PROVIDED RECORDS ::
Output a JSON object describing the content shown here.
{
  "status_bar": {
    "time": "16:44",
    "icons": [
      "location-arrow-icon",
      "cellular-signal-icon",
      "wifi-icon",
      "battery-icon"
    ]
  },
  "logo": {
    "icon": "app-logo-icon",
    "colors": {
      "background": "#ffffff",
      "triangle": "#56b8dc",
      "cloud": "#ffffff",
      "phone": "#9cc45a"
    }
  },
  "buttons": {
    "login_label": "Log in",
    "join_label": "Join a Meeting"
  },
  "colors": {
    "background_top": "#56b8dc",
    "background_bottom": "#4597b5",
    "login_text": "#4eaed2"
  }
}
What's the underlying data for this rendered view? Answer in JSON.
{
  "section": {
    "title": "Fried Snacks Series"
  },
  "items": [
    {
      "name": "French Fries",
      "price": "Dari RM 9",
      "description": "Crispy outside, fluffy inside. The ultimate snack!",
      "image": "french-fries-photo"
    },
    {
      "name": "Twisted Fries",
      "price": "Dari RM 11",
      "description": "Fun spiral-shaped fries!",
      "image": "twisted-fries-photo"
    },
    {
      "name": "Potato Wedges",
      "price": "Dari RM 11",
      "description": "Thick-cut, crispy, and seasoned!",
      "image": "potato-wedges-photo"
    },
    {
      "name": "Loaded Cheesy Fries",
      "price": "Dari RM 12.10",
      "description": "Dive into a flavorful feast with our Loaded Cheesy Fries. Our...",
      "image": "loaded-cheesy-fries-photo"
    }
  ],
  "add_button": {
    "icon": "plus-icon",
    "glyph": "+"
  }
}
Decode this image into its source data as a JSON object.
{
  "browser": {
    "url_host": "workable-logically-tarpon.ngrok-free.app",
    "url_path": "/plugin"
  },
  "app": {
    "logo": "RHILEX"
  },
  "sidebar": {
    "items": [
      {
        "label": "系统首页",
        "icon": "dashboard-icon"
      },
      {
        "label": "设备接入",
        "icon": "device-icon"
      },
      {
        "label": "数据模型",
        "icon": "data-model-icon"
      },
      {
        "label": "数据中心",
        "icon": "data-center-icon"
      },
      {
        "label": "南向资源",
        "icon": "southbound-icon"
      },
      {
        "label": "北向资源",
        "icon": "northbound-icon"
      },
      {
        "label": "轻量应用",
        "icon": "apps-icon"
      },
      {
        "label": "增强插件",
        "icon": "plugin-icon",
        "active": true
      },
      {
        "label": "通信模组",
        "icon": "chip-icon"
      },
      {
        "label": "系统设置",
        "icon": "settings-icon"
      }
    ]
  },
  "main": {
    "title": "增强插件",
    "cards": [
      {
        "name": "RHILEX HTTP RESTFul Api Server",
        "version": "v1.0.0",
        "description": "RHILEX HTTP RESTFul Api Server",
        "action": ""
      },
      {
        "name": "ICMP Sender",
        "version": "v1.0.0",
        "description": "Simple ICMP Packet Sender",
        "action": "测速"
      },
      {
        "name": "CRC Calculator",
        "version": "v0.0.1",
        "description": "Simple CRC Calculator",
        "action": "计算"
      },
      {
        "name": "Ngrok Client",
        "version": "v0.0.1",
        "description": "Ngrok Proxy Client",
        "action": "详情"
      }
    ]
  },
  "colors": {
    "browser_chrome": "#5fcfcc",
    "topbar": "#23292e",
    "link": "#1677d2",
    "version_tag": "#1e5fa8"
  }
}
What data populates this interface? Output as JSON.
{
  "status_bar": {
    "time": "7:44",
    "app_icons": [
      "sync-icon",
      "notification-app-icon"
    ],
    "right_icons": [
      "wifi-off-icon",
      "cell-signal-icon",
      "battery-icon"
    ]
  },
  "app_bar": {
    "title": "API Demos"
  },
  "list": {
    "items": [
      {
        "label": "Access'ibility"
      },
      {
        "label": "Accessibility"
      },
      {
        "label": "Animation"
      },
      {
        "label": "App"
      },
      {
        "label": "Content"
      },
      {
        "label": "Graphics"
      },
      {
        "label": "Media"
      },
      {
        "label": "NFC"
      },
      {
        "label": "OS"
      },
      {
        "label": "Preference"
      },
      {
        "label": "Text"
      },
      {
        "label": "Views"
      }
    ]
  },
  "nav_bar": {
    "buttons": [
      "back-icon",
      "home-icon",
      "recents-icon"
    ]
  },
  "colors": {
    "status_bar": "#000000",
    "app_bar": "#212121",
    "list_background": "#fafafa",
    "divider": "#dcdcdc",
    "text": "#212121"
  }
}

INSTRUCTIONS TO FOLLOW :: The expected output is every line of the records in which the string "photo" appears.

SOLUTION TO THE EXERCISE ::
      "image": "french-fries-photo"
      "image": "twisted-fries-photo"
      "image": "potato-wedges-photo"
      "image": "loaded-cheesy-fries-photo"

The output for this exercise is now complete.